Real-time information is a core component of the toolbox used at Sky News. Read our case study below to see how journalists at Sky News have been using Dataminr for News since September 2018, to help them discover stories and pre-viral information most relevant to their beats.
Faint plumes of white smoke were rising above the Île de la Cité—at first, hard to pinpoint. As the smoke turned black and began to catch people’s attention, a classical music student standing on the bank of the Seine river was one of the first to realize what was happening.
“Notre Dame on fire!” she tweeted, with a photo of smoke now billowing out of one of the cathedral’s spires. Firefighters had not yet arrived.
Within moments, journalists at Sky News in London interrupted their broadcast with breaking news—Notre- Dame Cathedral was on fire. It was a story that dominated news coverage for more than a week in Europe.
“We didn’t see it first on the AFP news wire, we saw it first on Dataminr,” said Digital News Editor Adam Parker. “And we didn’t just see it first [on Dataminr], we saw it with some incredible imagery.”

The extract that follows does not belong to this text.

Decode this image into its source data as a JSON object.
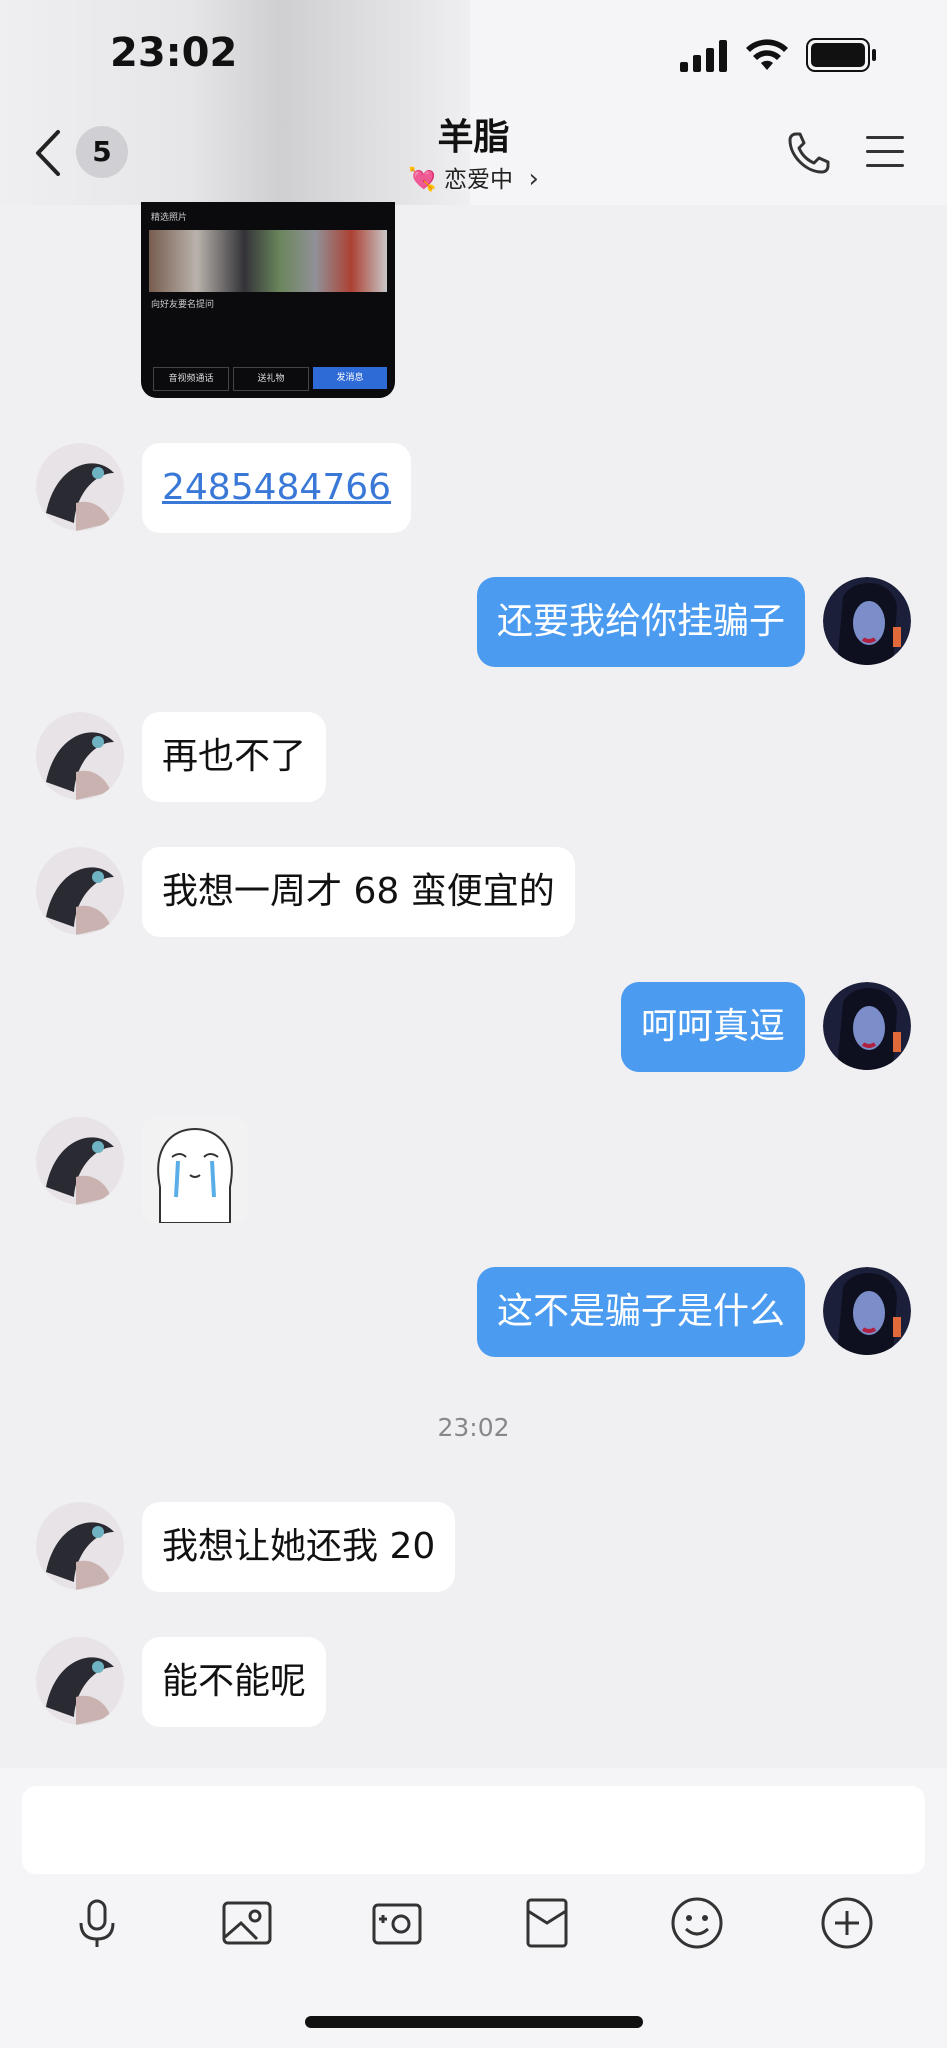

Based in London, Parker works on a newsgathering team at Sky News, specializing in using social media to source and verify emerging news stories. He and other journalists on the news desk gather visual media, background information and context, which they put on an internal newsroom platform that their colleagues use to build TV stories, social media posts and online articles. Speed and accuracy are essential.
In the case of the Notre-Dame Cathedral fire, it took minutes for the major news wires to issue their first news alert, and even longer for them to begin publishing photos and video.
“Minutes are really important to us. Really, really important,” Parker said. “In terms of actual imagery [from news wires], I think it was a fairly long time—probably tens of minutes, which in our business is quite a long time.”
Since September 2018, journalists at Sky News have been using Dataminr for News to help them discover stories and pre-viral information most relevant to their beats. Individual reporters decide how they want to consume Dataminr news alerts—by email, on desktop, in collaboration platforms like Slack, or embedded in other news gathering tools like TweetDeck.
Firefighters battle a fire at Notre-Dame de Paris cathedral on April 15, 2019.
On Parker’s desktop monitors, one will see any number of tools in action: a TweetDeck dashboard, RSS feeds, and keyword-based alerts from newswires. He also follows more than 3,100 accounts on Twitter. Even with such varied feeds in motion at any given moment, in the past, he ran the risk of missing a story every time he stepped away from his desk.
That is because an array of other sources still would capture only the biggest stories—and usually only after the news wires had already reported on them. Valuable information from people with small social media followings, such as the music student in Paris, was virtually impossible to find by hand--until he and his colleagues started using Dataminr.
“[We think of] Dataminr as sort of a safety net,” Parker said. “We know that if there’s a big story happening and we haven’t seen it, we will see it from Dataminr in some form. And if I don’t see it on my Dataminr [dashboard], we know somebody else in the newsroom on Dataminr will.”
Dataminr’s artificial intelligence platform processes billions of units of publicly available information every day, from more than 200,000 unique sources, to discover the earliest indications of breaking news around the world. It’s currently being used in more than 650 newsrooms.
Social media gives journalists a valuable window into conditions on the ground in areas of the world that are difficult for reporters to access and where English is not the primary language, such as Armenia and Azerbaijan, whose forces clashed in 2020 over the separatist territory Nagorno-Karabakh.
“We’ve seen pictures and videos that just wouldn’t be there—just wouldn’t exist—if it wasn’t for user-generated videos and user-generated pictures that allow us into those areas,” Parker said.
Dataminr for News not only helps reporters quickly find user-generated photos and videos, but also automatically translates captions and other media into English.
“It’s peace of mind knowing that we are covered worldwide for any story that may not have been picked up by people we follow on social media or on news wires,” Parker said.
"Minutes are really important to us. Really, really important,” Parker said. “In terms of actual imagery [from news wires], I think it was a fairly long time— probably tens of minutes, which in our business is quite a long time."
- Adam Parker, Digital News Editor, Sky News